- EXTRACTED ENTRIES
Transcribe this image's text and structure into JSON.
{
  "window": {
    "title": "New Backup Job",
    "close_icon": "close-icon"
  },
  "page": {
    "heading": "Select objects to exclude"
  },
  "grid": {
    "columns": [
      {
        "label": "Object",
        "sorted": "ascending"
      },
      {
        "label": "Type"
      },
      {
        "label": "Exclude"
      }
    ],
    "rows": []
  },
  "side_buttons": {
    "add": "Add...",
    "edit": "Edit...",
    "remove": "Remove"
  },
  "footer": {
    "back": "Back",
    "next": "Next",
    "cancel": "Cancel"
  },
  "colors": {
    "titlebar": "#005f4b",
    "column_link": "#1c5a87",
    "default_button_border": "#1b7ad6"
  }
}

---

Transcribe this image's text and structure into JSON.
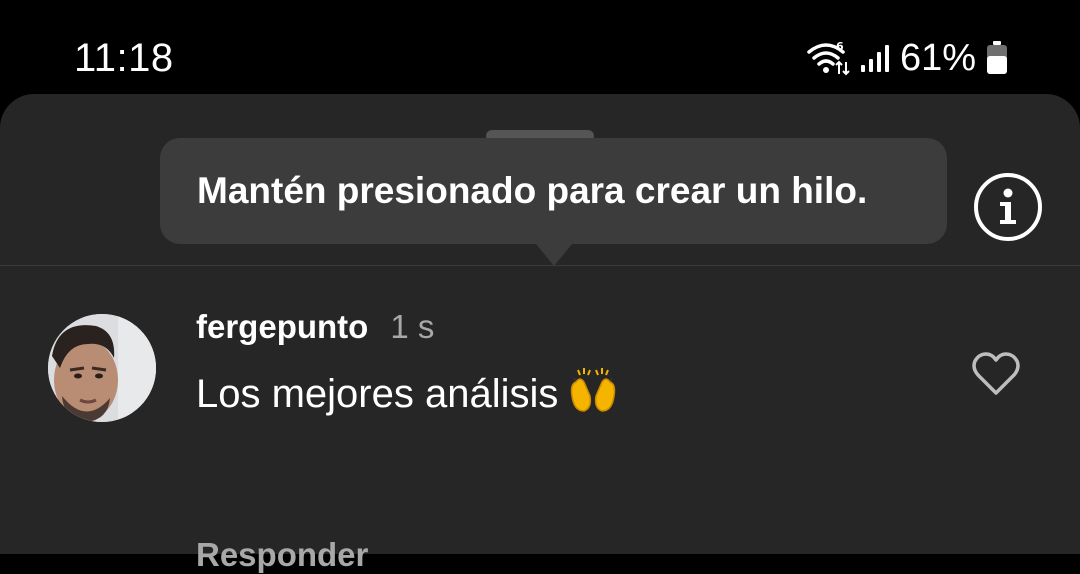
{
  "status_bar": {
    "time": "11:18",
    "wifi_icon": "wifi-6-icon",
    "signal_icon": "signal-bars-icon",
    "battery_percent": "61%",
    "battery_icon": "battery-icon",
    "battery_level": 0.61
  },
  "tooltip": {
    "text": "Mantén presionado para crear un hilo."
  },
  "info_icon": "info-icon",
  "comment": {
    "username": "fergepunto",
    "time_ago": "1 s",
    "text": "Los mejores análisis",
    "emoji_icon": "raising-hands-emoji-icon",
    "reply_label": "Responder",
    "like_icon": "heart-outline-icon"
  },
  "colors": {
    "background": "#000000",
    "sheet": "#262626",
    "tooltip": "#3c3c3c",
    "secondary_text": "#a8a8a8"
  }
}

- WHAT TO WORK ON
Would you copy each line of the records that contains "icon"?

- SOLUTION TO THIS EXERCISE
    "close_icon": "close-icon"
    "wifi_icon": "wifi-6-icon",
    "signal_icon": "signal-bars-icon",
    "battery_icon": "battery-icon",
  "info_icon": "info-icon",
    "emoji_icon": "raising-hands-emoji-icon",
    "like_icon": "heart-outline-icon"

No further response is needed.